Of cows and bells
The cow is effectively Switzerland's heraldic animal. From cow beauty contests to cow trekking to cow carving, the national animal is ubiquitous. And, of course, no one is allowed to hurt a cow. A court decided after hearing complaints that loud cowbells could not be classified as harmful to health - at least, during the day.
Show dairies that demonstrate cheese-making, cheese hikes and cheese workshops: Switzerland is a cheese country. The Swiss eat nearly 20,000 tons a year. And of course they hold the record in fondue-eating. Appenzeller is one of more than 450 varieties of cheese here. Its recipe remains a secret to this day, even though people have often tried to discover the source of its unique flavor.
Once mocked as the shepherds' begging horn, the alphorn is now a national Swiss symbol. The long wooden horn can produce sounds that are audible up to 10 kilometers away. The instruments come to the fore every year at the International Alphorn Festival in Nendaz, and they have even been played at the Eurovision Song Contest. The world's longest alphorn, by the way, is 47 meters in length.
Good-natured and friendly
The best-known dogs in the Alps are the Saint Bernards, the avalanche-detecting dogs with kegs of brandy at their necks, bred to sniff out people buried in the snow. The absolute star among Saint Bernards is Barry. Before he died in 1814, he is said to have saved the lives of 40 people. Now Barry is on display in Bern's Natural History Museum. People come from as far as Japan to see him.
She's the typical Swiss country girl: Heidi, the maiden from the mountains whose story is known globally, from Maienfeld, Heidi's village, where you can immerse yourself in her world, to Japan and the US. Johanna Spyri's novel has sold 50 million copies. In Turkey, Heidi is one of the most popular children's books ever.
The chocolate pioneers
It's thanks to Swiss chocolate-makers that chocolate is so sweet and smooth textured. In the 18th century it was sold in pharmacies as an aphrodisiac. Others considered it to be nothing but poison. Nowadays we know better. The Swiss eat 10 kilos of it per capita every year. Only the Germans eat more chocolate.

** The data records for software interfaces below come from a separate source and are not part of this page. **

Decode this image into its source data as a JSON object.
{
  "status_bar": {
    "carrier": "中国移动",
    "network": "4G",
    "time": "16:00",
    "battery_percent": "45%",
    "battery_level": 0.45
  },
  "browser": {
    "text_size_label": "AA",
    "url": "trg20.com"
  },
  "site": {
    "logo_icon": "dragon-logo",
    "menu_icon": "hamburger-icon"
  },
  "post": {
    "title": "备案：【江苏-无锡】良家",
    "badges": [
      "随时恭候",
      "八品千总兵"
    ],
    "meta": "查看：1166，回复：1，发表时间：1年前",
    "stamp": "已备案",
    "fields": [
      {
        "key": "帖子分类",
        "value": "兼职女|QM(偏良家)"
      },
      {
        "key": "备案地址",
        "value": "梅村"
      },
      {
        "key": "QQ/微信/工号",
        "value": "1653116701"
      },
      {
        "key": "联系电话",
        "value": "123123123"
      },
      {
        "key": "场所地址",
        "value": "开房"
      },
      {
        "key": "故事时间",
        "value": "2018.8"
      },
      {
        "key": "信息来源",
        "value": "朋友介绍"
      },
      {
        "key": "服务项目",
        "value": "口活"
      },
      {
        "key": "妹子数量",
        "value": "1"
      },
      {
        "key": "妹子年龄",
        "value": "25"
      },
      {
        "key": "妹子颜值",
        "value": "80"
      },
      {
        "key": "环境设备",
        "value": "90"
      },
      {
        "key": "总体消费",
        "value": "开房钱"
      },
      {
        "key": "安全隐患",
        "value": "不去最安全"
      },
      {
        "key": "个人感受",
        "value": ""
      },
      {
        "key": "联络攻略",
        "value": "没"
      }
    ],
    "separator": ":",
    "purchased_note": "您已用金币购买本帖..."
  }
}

As accurate as Swiss clockwork
Swiss watchmakers, with their magnifying glasses and fine-pointed tweezers, have been making a name for themselves worldwide since the 16th century - from magnificent table clocks for the nobility to chic watches for everyone. The center of the watchmaking industry lies in the middle of the Jura Mountains in towns such as La Chaux-de-Fonds, Le Locle and Biel/Bienne.
A knife for globetrotters
First produced in 1897 as an officers' pocket knife, the Swiss Army Knife is now even available in pink and can include a USB stick. NASA astronauts swear by the small multi-tool. The Victorinox company in Ibach makes 6 million of them annually. Here you can even create your very own knife when visiting its museum.
Country of tunnels
There are more than 1300 tunnels in Switzerland. Laid end to end, they would cover the distance between Denmark and Sicily. It's no surprise that the Swiss are world champions when it comes to tunnel building. The Gotthard Base Tunnel is 57 kilometers in length, the longest railway tunnel in the world. You can even take a guided tour of this spectacular structure.
Not just one Switzerland
In the 19th century the beauty of Switzerland led to émigrés giving its name to landscapes that reminded them of it, and to the adoption of the term elsewhere. The Saxon Switzerland in Germany (pictured) and Little Switzerland in the US are just two examples. Nowadays almost 200 regions and places worldwide bear the title "Switzerland."